\Adventure photographer Paul Zizka loves the backcountry. Glaciers in Antarctica and icy fjords in Greenland are some of his favourite destinations. Getting there is often physically demanding and can be an adventure in itself. Ice climbing up a frozen waterfall? Check. Scaling some of the Rockies’ highest peaks? Check. Hiking for days through mountain passes and over remote icefields? Check.
Zizka is one of Canada’s top adventure photographers with an armful of awards to prove it. His photos focus on natural landscapes around the world with an emphasis on the vastness of wild places. He often includes himself in his photos to show the scale of the environment and you’ll see him as a tiny figure perched on the edge of a granite cliff or floating on an iceberg, staring up at a starry sky.
“You need to be doing the activity itself in order to be able to shoot it,” he explains. “I don’t do anything at a cutting-edge level, only at a level good enough to safely get the photo. Some of the hardest earned images are of ice and sometimes ice climbing is required. There’s a fair bit of physical output for some shots, that’s for sure.”
Now that he’s the father of two young daughters, Zizka laughs that he no longer has a fitness ‘routine’ as he’s too busy being a dad. Instead, he tries to push himself physically before a photography trip, focussing on the activities that will be required to get great shots. That could mean climbing a few mountains, getting some ski days in or hiking with a heavy backpack to get prepared.
“I have to be a little bit more efficient now [with fitness],” Zizka explains. “I do things smarter and am a bit tougher on myself. I try to do things locally to mimic what I’ll need abroad to keep it productive from a photography standpoint.”
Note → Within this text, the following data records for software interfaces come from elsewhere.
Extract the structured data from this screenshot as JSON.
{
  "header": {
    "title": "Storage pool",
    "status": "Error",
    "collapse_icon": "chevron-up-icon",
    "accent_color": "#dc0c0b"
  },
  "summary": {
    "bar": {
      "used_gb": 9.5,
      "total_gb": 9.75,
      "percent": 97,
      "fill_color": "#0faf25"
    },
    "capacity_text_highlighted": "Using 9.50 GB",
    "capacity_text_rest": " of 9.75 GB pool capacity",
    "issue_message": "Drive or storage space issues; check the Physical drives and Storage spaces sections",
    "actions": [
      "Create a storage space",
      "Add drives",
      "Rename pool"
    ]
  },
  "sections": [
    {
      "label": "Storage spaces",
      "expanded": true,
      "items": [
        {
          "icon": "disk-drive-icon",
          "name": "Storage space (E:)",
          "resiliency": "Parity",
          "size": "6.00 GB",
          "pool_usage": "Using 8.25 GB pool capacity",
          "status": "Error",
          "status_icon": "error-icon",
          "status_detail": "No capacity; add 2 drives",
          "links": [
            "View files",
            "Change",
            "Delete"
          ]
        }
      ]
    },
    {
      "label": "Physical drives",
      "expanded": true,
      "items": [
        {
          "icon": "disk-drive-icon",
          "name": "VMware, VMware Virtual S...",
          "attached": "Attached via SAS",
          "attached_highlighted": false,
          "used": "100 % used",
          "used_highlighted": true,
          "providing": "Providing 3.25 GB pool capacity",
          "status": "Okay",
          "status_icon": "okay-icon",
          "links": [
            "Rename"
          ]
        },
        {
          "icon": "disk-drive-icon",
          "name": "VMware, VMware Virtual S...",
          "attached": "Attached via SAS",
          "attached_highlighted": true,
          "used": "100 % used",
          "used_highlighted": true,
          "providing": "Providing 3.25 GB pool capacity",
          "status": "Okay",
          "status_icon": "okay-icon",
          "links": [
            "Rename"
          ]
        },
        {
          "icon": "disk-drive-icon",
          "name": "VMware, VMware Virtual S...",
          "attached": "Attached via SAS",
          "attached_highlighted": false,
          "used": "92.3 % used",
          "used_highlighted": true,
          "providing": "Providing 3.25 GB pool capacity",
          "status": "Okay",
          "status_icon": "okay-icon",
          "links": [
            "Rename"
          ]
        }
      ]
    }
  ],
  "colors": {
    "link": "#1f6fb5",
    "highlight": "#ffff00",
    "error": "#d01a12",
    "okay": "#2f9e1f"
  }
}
He’s modest about his sporting skills but looking at some of his images, it’s clear he’s a skilled outdoorsman. Some of his favourite photos were taken on a mountaineering trip up Mount Robson, the highest peak in the Canadian Rockies at 3,959 m (12,989 feet). This is a technically challenging climb for experienced mountaineers with only 10 per cent of climbers actually summitting. Zizka hefted a 60 lb pack up to high camp and then summitted with a lighter, 20 – 25 lb pack, still a feat at high elevation.
“It was really thrilling to climb Mount Robson and I treasure those images,” he says. “A lot of mountain images take several days to get. You can’t just drive up and do it again.”
Looking at Zizka’s photos it’s clear he favours cold climates. High latitudes and high mountaineering are two of his criteria for great photo destinations and after the Canadian Rockies, Greenland is his favourite place on earth to take photos.
“It’s the ultimate playground for a photographer,” he enthuses. “There’s lots of ice, an amazing night sky and complete freedom. Ice and snow simplify the landscape and create impressive skylines. It’s a magical place full of interesting shapes and colours. There’s so much to like! And now, the gear is so good, you can get photographs relatively comfortably.”
Zizka fell in love with the Rocky Mountains when he moved to Banff from Quebec City in his mid-twenties, and took a job at Bow Lake. He did not have a car at the time so spent a lot of time walking and enjoying the environment.
“That experience allowed me to see beautiful places and I had the urge to document it through photos,” Zizka explains. “I love remote places and wilderness. Places where there are very few humans.”
Within two years of taking up photography, Zizka was self-supporting through his work and looking at his photos it’s clear why. They provide the viewer with access to a world they may not see otherwise and communicate a sense of awesome scope and wonder. Today, with clients like Apple and Canon supporting his vision, he’s expanded to the world of teaching, offering travel workshops for would-be adventure photographers through his workshop company OFFBEAT.
He recently returned from Antarctica with a group of students and has trips planned to the Faroe Islands, Mongolia, Greenland and Kananaskis Country in Alberta, later this year.
“I look for places that are somewhat ‘fringe’ – the next photo hot spot that currently is off the radar,” Zizka explains, “although the location also needs to be logistically feasible for a group.”
Zizka arrives at the workshop location ahead of the students and pushes himself creatively and physically, adventuring to places he might not be able to take his pupils. On these trips, he can indulge his specific interests in the night sky and compelling landscapes.
While Zizka admits that some of his photos require a bit of ‘discomfort,’ it’s obvious that he relishes the challenges. And for him, capturing the magic of the natural world makes all the effort worthwhile.